→ **Prompt**:
Where in the data does the word "label" appear? Find those lines and copy them.

→ **Raw data**:
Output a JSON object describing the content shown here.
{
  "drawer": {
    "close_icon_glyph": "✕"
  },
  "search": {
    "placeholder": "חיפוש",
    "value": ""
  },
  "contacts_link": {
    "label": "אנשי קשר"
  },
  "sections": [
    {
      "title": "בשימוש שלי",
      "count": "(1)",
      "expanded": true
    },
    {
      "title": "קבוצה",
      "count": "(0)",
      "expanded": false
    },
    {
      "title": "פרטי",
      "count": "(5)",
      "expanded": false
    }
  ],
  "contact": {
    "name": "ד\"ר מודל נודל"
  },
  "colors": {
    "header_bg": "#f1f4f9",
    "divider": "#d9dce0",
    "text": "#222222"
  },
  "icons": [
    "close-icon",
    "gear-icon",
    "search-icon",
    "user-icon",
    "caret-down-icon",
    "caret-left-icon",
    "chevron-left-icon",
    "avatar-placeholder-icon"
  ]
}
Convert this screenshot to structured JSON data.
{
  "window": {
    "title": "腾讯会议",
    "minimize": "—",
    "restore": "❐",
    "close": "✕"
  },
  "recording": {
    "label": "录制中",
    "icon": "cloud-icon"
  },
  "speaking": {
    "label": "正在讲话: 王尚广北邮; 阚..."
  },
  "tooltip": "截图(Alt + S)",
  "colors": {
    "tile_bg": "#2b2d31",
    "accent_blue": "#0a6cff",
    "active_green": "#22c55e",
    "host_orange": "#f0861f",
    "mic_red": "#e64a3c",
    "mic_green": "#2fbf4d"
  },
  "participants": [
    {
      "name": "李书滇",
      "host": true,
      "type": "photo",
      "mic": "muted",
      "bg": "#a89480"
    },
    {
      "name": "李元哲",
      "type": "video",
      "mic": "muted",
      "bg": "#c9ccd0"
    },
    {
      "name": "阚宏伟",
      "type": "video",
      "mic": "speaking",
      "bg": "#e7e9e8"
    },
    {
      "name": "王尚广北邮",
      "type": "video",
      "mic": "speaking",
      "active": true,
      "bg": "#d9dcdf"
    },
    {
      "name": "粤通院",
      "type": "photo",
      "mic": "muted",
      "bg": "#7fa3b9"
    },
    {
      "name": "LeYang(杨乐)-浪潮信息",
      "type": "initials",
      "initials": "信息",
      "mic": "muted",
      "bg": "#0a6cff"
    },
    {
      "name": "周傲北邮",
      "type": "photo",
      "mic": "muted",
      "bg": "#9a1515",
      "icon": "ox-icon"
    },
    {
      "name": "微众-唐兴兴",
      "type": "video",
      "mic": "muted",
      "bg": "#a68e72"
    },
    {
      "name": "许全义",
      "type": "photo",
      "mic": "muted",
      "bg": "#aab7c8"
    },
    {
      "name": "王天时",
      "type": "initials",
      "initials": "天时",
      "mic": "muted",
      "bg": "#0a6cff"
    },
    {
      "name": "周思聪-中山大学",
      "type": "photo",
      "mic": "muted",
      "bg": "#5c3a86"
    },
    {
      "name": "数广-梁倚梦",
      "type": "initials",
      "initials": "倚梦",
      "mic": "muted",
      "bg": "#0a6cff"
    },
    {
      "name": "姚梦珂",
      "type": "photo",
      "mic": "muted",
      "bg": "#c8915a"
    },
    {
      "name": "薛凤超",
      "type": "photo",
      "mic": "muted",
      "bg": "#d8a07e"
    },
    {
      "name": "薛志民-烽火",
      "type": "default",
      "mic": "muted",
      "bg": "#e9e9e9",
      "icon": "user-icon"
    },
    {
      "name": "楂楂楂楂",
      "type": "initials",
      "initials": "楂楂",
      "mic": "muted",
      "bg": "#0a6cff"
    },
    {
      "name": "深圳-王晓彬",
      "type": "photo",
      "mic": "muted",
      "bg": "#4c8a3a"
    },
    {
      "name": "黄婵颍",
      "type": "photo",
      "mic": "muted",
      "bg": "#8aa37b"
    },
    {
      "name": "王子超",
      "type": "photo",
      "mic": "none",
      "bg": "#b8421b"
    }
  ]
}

→ **Result of the exercise**:
    "label": "אנשי קשר"
    "label": "录制中",
    "label": "正在讲话: 王尚广北邮; 阚..."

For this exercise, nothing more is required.